By David Brunnstrom, Michael Martina and David Lawder
WASHINGTON (Reuters) -China’s commerce minister will visit the United States next week for meetings with the commerce secretary and Washington’s top trade official, the spokesperson for China’s embassy in Washington said on Thursday, as the U.S. seeks engagement with Beijing to salve damaged ties.
Liu Pengyu made the announcement at a Chinese embassy online briefing with journalists, adding that Beijing was open to communication at all levels with United States, but only on the basis of mutual respect.
A source familiar with planning for the meetings said that Chinese Commerce Minister Wang Wentao will meet with Commerce Secretary Gina Raimondo in Washington next week before traveling to Detroit for a meeting of Asia Pacific Economic Cooperation (APEC) trade ministers.
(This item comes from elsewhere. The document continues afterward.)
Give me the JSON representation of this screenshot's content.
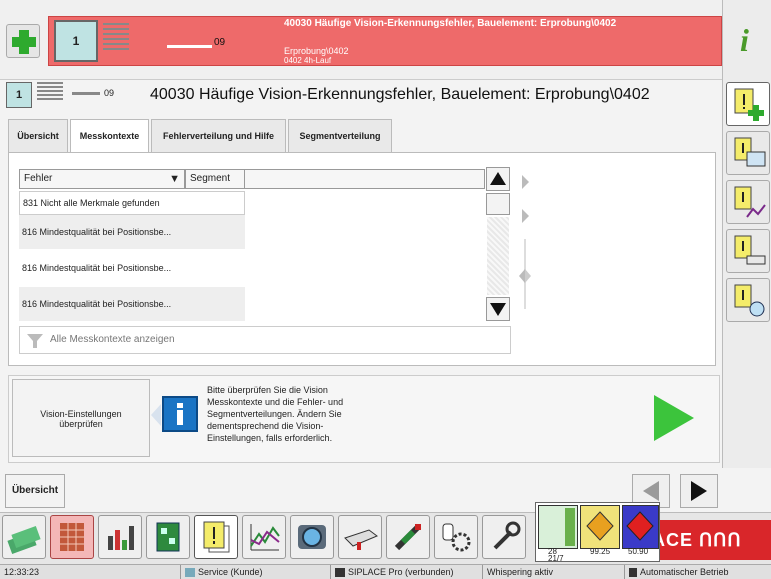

He will meet with U.S. Trade Representative Katherine Tai on the sidelines of that gathering, scheduled for May 25-26.
Spokespersons for Tai’s and Raimondo’s offices did not respond to requests for comment.
Washington has expressed eagerness for high-level meetings with China in an effort to keep increasingly tense relations from veering toward conflict.
President Joe Biden’s national security adviser Jake Sullivan met China’s top diplomat Wang Yi last week in Vienna, and both sides recognized the need to move beyond an alleged spy balloon incident that dented relations between the superpowers, a senior U.S. official has said.
Biden has been seeking to hold a phone call with Chinese President Xi Jinping but neither side has offered updates on the prospects for such a call, or on the possibility of rescheduling a visit to Beijing by U.S. Secretary of State Antony Blinken.
Blinken postponed a planned February trip after the U.S. shot down a Chinese balloon that flew over sensitive military sites.
“It is imperative for the U.S. side to adopt a correct perception of China and we hope the U.S. side will return to a rational and pragmatic China policy for the two countries to better develop themselves and prosper together,” Liu told reporters.
Liu said China and the U.S. should put into practice what has been agreed between Xi and Biden at their last meeting in November and properly handle sensitive issues such as Taiwan, the democratically self-governed island claimed by China.
The U.S. and Taiwan on Thursday agreed on an initial trade pact, a move likely to anger China, which sees official engagement by the island with other countries as a violation of its sovereignty.
“China is open to communication at all levels and cooperation across the fields with the United States, but only on the basis of mutual respect, equality and mutual benefit,” Liu said before that trade deal was announced.
He added that the U.S. should work with China to “create favorable conditions for the future interactions between the two presidents.”
Some Biden administration critics, including Republican lawmakers, have questioned U.S. overtures to Beijing to hold high-level meetings, arguing that past decades of engagement have failed to change China’s calculus on a slate of trade, security and human rights issues.
Blinken, Raimondo, and U.S. Treasury Secretary Janet Yellen have all expressed interest in visiting China.
(Reporting by David Brunnstrom, David Lawder and Michael MartinaEditing by Marguerita Choy and Deepa Babington)